The Just Transition Fund and the European Social Fund Plus are key financial buttresses of the EU’s social agenda. In view of the challenges of a preferably green, digital and social recovery within the course of the Covid-19 crisis, the Commission now intends to increase both funds – compared to the original Commission proposal.
The proposal by the Commission for a recovery plan in the wake of the Covid-19 crisis presented on 27th May 2020, supports, apart from the digital agenda, also the continuation of the Green Deal. Already before, the majority in the European Parliament had demanded an ambitious green recovery plan, and a Green Recovery Alliance of MEPs, the European Trade Union Confederation, industrial associations, CEOs, NGOs and Think Tanks was formed. Commission President Ursula von der Leyen and Vice-President Frans Timmermans also let it be known during the past weeks, that any recovery must not be allowed to take place at the expense of climate and environment. This does not only require investments to ensure a socially just transition, but also the commitment to continue the implementation of the European Pillar of Social Rights.
Increasing the Just Transition Fund
The recovery plan, now presented by the Commission, provides for additional 750 billion, of which the Just Transition Fund (JTF) will receive additional 32.5 billion. According to this, its volume shall be EUR 40 billion in total. The Commission already announced at the presentation of the JTF in January 2020, that the originally planned 7.5 billion could be increased if required.
Regional Development Committee of the European Parliament
During the last meeting of the Committee on Regional Development (REGI) on 12th May, a clear majority of MEPs came out in favour of a significant increasing of the JTF. Both European Trade Union Confederation and AK did not regard the amount to be sufficient. Furthermore, from the point of view of AK, it is necessary that in case of crisis situations, target regions can also be determined at a later date. Regarding the envisioned plans, it is important to integrate the social partners for the implementation of a socially just transition. Apart from that, one has to be critical of the planned co-financing with resources from other funds, such as the European Social Fund Plus (ESF+). The Committe for Regional Development also demanded “fresh money” and the majority criticised and rejected any funding of the just transition from other sources.

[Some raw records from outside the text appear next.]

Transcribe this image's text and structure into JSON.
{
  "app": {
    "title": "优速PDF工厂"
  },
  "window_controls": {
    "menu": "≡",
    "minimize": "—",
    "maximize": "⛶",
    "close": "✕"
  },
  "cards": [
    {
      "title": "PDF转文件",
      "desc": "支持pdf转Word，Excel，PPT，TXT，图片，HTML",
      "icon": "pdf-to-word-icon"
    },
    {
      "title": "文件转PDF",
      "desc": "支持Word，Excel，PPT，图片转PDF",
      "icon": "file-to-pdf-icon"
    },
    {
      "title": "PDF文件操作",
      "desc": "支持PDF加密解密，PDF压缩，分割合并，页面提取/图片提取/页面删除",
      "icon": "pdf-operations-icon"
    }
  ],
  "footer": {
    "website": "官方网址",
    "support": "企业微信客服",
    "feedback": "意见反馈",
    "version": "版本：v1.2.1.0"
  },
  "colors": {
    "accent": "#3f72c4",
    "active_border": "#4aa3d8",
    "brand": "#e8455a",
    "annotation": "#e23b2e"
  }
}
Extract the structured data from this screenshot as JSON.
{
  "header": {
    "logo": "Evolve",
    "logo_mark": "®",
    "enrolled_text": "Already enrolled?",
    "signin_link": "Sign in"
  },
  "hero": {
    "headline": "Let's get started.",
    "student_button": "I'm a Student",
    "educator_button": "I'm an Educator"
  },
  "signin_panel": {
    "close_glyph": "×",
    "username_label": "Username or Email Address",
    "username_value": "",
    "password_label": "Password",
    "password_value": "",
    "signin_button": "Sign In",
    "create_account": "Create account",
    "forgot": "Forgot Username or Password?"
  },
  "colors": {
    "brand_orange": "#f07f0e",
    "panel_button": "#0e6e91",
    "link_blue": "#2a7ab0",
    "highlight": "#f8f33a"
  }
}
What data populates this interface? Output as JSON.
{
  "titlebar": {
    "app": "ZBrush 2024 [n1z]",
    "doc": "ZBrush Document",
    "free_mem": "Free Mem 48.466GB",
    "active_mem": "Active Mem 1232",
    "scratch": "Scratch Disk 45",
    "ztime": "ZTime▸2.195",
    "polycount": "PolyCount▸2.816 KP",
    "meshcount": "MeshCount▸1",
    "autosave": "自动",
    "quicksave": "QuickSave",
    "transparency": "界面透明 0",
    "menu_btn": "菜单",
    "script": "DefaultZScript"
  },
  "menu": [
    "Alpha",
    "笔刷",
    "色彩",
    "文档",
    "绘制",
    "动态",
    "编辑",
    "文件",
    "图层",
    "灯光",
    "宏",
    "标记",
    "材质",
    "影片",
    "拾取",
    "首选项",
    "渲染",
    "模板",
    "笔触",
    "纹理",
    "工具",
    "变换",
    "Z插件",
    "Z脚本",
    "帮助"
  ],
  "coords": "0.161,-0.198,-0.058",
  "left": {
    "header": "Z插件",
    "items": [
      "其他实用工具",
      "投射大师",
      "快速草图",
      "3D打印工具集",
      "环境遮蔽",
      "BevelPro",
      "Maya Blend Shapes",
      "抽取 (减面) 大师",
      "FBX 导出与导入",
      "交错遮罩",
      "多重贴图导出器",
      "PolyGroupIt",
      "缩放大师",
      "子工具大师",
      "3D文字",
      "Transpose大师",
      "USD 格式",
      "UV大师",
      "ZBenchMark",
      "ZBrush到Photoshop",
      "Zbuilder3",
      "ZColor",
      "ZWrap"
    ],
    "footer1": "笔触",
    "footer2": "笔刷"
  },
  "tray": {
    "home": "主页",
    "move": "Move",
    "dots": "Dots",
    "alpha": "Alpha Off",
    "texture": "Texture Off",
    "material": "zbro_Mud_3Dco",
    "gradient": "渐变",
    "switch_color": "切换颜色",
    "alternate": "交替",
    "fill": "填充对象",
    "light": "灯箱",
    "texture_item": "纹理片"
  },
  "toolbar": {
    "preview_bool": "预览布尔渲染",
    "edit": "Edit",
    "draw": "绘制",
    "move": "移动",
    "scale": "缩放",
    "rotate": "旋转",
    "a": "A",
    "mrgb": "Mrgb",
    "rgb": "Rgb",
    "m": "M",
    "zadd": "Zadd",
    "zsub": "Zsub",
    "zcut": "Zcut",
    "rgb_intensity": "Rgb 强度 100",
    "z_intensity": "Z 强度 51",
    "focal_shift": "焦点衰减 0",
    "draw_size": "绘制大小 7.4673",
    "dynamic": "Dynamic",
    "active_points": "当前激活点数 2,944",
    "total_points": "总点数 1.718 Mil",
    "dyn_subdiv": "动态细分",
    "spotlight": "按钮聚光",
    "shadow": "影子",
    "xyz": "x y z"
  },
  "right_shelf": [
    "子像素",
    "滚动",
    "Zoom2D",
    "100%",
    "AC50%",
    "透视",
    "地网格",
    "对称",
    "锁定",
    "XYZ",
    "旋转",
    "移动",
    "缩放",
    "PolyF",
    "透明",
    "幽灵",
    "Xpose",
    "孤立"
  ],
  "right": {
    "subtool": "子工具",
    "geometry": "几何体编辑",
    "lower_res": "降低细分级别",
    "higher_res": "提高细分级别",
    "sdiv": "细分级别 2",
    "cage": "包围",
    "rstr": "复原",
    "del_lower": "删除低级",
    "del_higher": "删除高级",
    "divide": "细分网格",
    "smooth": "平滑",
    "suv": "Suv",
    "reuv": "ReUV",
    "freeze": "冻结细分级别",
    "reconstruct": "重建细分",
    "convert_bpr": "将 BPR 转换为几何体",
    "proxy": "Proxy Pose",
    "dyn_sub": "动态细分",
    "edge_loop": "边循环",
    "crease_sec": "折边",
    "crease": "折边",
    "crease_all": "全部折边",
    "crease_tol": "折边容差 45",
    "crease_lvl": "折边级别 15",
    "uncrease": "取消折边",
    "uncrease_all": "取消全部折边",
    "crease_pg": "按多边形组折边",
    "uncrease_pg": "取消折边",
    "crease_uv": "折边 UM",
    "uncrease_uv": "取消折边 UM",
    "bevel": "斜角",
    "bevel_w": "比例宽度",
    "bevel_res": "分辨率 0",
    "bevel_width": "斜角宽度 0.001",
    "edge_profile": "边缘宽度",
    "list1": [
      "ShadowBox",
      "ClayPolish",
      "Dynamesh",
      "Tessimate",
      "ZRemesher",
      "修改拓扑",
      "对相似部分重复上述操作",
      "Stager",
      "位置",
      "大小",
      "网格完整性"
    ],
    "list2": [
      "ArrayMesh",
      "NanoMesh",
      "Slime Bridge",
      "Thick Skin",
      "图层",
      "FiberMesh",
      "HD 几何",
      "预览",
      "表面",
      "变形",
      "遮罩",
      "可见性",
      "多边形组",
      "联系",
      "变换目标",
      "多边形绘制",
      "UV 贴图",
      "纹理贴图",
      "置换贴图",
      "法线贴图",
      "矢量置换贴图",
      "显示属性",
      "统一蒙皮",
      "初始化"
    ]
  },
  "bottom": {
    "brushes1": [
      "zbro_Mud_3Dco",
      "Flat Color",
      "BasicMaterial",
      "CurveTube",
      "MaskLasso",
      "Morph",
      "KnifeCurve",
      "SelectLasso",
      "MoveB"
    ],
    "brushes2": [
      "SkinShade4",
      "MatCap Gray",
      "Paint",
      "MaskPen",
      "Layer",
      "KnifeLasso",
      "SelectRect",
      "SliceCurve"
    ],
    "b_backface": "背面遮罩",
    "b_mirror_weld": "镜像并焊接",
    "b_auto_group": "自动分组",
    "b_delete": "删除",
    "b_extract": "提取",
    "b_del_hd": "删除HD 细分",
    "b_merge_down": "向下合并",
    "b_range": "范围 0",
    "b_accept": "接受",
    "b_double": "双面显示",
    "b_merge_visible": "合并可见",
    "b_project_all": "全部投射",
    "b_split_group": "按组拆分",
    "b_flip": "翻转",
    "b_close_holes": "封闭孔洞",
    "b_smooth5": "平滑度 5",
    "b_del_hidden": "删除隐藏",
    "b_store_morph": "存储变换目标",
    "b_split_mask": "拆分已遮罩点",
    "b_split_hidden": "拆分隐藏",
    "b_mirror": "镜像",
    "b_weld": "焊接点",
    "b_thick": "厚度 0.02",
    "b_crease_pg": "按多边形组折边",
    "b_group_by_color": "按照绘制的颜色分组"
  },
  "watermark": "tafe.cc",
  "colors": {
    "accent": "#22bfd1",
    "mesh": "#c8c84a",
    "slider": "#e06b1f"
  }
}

Another controversial issue of the debate in the European Parliament was the question regarding investments in the infrastructure of natural gas. Originally, the Commission proposal of the JTF from January, expressly excluded projects based on fossil fuels. However, the draft report of the Committee for Regional Development, which was prepared by MEP Manolis Kefalogiannis (EPP), proposes to cancel this exclusion. This found little favour with other Committee Members. However, holding on to natural gas would be very much to the liking of eight Member States, which previously had defended its role regarding the transition to climate neutrality.
Giving ESF+ a financial injection
Apart from that, the recovery plan provides for Recovery Assistance for Cohesion and the Territories of Europe (REACT-EU) in the amount of EUR 310 billion, of which 55 billion shall be made available to cohesion programmes, whereby no clear separation of resources between funds has been provided for. Apart from the European Fond for Regional Development (ERDF), this would also benefit the European Social Fund (ESF+), the successor of the European Social Fund and the Fund for European Aid to the Most Deprived (FEAD). The fight against youth unemployment and for better access to social benefits and education opportunities is still at the centre of the ESF+. Some changes were made to adjust the ESF+ to changed circumstances. As was already announced by EU Commissioner Nicolas Schmit, particular focus shall be placed on youth unemployment. For example, within the scope of the ESF+, Member States, where the share of young people not in education, employment or training (NEET) is above EU average, shall now invest at least 15 % instead of the originally intended 10 % of their ESF+ resource to increase youth employment. Apart from that, all Member States shall invest at least 5 % of the ESF+ in the fight against child poverty. Flexibility shall also be improved: according to the Commission proposal, in future, faster access to the fund shall be made possible in cases of “exceptional and unusual circumstances”. This shall give Member States more flexibility in absorbing socioeconomic consequences of future crises.
Agreement of Council and EU Parliament required
The present Commission proposal represents a key basis for the negotiations between EU Parliament and Council. While in general, some Member States have already given a first positive response to the Commission proposal, the further course of the negotiations remains open. So far, the so-called “Frugal Four” have presented themselves as a blockade alliance to comprehensive concepts of overcoming the Covid-19 crisis – even if the joint coalition gradually begins to crumble. However, a joint agreement requires unanimity among Member States. The Commission is now urging for a political agreement reached by heads of state and government by July of this year.